Slurm Concept Basics
Login nodes are shared among many users and therefore must not be used to run computationally intensive tasks. Those should be submitted to the Slurm scheduler which will dispatch them on an available compute node.
The Slurm scheduler provides three key functions:
- it allocates access to resources (compute nodes) to users for some duration of time so they can perform work.
- it provides a framework for starting, executing, and monitoring work (typically a parallel job such as MPI) on a set of allocated nodes.
- it arbitrates contention for resources by managing a queue of pending jobs.
Slurm supports a variety of job submission techniques. Slurm will match appropriate compute resource based on user resource criteria, such as, CPUs, GPUs and memory.
As a quick rule of thumb, it’s important to keep in mind that the more resources your job requests (CPUs, GPUs, memory, nodes, and time), the longer it may have to wait in queue before it could start.
In other words, accurately requesting resources to match your job’s needs will minimize your wait times.
Verify you are logged into nero.compute.stanford.edu
Review steps for logging into nero.compute.stanford.edu
Components of a Slurm Job
- A job consists in two parts: resource requests and job steps.
Resource requests describe the amount of computing resource (CPUs, GPUs, memory, expected run time, etc.) that the job will need to successfully run.
Job steps describe tasks that must be executed.
Slurm Interactive Session
Interactive session on a compute node is to use srun to execute a shell through the scheduler. For instance, to start a bash session on a compute node, with the default resource requirements (one core for 2 hours), you can run:
$ srun --pty bash
You can then see you session via
cdoane@nero-login-1:~$ squeue -u cdoane JOBID PARTITION NAME USER ST TIME NODES NODELIST(REASON) 29613 normal bash cdoane R 4:13 1 nero-4
Slurm Batch scripts
The typical way of creating a job is to write a job submission script.
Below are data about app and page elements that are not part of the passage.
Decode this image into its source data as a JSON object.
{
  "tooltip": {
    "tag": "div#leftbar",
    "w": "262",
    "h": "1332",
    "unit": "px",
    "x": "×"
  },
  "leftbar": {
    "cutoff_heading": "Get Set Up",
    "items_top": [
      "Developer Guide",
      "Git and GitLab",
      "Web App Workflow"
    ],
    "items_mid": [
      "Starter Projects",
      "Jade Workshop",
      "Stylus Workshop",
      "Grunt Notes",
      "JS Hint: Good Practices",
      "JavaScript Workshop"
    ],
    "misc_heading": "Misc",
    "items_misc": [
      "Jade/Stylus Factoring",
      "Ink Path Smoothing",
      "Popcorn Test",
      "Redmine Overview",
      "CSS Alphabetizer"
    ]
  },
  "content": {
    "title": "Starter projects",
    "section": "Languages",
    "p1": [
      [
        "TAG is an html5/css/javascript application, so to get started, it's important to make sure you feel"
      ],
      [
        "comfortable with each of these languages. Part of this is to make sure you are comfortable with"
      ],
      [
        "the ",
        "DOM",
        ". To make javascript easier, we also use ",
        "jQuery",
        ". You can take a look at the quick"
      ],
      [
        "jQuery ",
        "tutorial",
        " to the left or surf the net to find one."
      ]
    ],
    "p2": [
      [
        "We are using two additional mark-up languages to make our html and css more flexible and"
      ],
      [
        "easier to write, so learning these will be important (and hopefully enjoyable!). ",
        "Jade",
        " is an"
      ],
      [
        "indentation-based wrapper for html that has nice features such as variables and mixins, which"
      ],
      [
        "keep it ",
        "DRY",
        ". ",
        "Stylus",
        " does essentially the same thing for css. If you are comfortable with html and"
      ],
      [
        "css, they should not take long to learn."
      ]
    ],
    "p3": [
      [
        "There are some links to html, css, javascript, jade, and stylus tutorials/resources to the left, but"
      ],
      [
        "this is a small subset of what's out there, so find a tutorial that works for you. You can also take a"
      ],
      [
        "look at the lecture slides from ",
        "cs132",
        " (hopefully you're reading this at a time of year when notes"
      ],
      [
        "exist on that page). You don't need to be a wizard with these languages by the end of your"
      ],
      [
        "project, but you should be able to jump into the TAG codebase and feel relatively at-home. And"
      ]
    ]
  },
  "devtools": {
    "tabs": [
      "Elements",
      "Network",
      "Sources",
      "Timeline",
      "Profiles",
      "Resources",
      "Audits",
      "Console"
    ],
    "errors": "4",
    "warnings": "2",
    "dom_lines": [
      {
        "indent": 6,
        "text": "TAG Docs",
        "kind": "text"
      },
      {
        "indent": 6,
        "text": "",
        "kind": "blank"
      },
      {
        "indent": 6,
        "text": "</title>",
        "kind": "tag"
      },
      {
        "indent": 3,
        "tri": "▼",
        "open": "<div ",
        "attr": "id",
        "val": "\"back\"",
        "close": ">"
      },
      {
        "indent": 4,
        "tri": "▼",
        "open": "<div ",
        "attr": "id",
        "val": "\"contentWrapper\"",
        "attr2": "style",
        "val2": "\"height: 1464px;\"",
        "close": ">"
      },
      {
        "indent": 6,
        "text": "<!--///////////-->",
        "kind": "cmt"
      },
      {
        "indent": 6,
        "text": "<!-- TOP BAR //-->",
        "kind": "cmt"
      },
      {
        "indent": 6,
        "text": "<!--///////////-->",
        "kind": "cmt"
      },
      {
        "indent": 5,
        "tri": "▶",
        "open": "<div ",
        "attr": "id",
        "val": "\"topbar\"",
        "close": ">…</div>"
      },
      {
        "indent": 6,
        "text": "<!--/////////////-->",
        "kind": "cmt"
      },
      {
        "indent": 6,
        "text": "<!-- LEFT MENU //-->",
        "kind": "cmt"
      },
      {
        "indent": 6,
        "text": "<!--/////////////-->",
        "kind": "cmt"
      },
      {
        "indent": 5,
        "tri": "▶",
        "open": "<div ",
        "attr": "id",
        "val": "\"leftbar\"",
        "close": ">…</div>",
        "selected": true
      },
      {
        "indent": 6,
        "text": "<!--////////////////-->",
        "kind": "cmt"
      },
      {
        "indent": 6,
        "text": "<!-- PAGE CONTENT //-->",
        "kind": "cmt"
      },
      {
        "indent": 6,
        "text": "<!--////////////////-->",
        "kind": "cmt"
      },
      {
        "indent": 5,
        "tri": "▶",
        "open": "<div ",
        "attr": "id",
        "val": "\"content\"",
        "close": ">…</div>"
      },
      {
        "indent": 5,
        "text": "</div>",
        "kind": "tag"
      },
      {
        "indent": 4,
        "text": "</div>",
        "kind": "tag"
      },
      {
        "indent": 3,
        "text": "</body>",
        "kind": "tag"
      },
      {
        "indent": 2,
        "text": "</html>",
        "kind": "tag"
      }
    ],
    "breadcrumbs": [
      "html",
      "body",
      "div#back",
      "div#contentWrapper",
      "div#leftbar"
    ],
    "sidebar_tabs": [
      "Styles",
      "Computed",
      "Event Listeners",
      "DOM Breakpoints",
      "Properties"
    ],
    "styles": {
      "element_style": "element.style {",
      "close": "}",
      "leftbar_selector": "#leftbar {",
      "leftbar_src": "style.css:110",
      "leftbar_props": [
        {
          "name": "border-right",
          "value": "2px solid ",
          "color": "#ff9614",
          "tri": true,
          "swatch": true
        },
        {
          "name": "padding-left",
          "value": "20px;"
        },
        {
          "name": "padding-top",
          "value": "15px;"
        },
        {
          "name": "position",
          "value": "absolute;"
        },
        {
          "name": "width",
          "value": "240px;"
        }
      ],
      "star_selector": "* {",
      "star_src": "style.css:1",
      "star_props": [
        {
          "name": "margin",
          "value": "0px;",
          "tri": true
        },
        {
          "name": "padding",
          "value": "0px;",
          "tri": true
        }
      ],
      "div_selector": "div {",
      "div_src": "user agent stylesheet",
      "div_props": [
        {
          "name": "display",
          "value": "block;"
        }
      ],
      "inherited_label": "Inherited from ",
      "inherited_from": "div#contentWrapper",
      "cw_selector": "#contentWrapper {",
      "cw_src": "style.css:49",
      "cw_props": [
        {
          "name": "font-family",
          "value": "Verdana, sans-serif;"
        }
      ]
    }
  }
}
A
submission script is a shell script (e.g. a Bash script) whose first comments,
if they are prefixed with
#SBATCH, are interpreted by Slurm as parameters
describing resource requests and submissions options.
The submission script itself is a job step. Other job steps are created with
For instance, the following script would request one task with one CPU for 10 minutes, along with 2 GB of memory, in the default partition:
#!/bin/bash # #SBATCH --job-name=test # #SBATCH --time=10:00 #SBATCH --ntasks=1 #SBATCH --cpus-per-task=1 #SBATCH --mem-per-cpu=2G srun hostname srun sleep 60
When started, the job would run a first job step
srun hostname, which will
launch the command
hostname on the node on which the requested CPU was
allocated. Then, a second job step will start the
You can create this job submission script on Nero using a text editor such as
vim, and save it as
Slurm will ignore all
#SBATCHdirectives after the first non-comment line. Always put your
#SBATCHparameters at the top of your batch script.
Once the submission script is written properly, you can submit it to the
scheduler with the
sbatch command. Upon success,
sbatch will return the ID
it has assigned to the job (the jobid).
$ sbatch submit.sh Submitted batch job 1377
Check the job
Once submitted, the job enters the queue in the
PENDING state. When resources
become available and the job has sufficient priority, an allocation is created
for it and it moves to the
RUNNING state. If the job completes correctly, it
goes to the
COMPLETED state, otherwise, its state is set to
You’ll be able to check the status of your job and follow its evolution with
squeue -u $USER command:
$ squeue -u cdoane JOBID PARTITION NAME USER ST TIME NODES NODELIST(REASON) 1377 normal test cdoane R 0:12 1 slurm-gpu-compute-7t8jf
The scheduler will automatically create an output file that will contain the
result of the commands run in the script file. That output file is named
slurm-<jobid>.out by default, but can be customized via submission options.
In the above example, you can list the contents of that output file with the
$ cat slurm-1377.out slurm-gpu-compute-7t8jf
Congratulations, you’ve submitted your first batch job on Nero!
Check Overall Utilization
You can quickly see the resources you’re using across Slurm for certain time period. Use the following to see your cpu,mem,and gpu utilization statistics. This example would return with information across the month of November:
$ sreport cluster UserUtilizationByAccount -T GRES/gpu,cpu,Mem Start=2019-11-1T00:00:00 End=2019-11-30T23:59:59 user=SUNetID
Replace the time period for the Start and End months if you want to change the time range. Also, make sure to also replace SUNetID with your own Stanford SUNetID.
Actually, quite a lot. Although you now know how to submit a simple batch job,
there are many other options.
You can get the complete list of parameters by referring to the
sbatch manual page (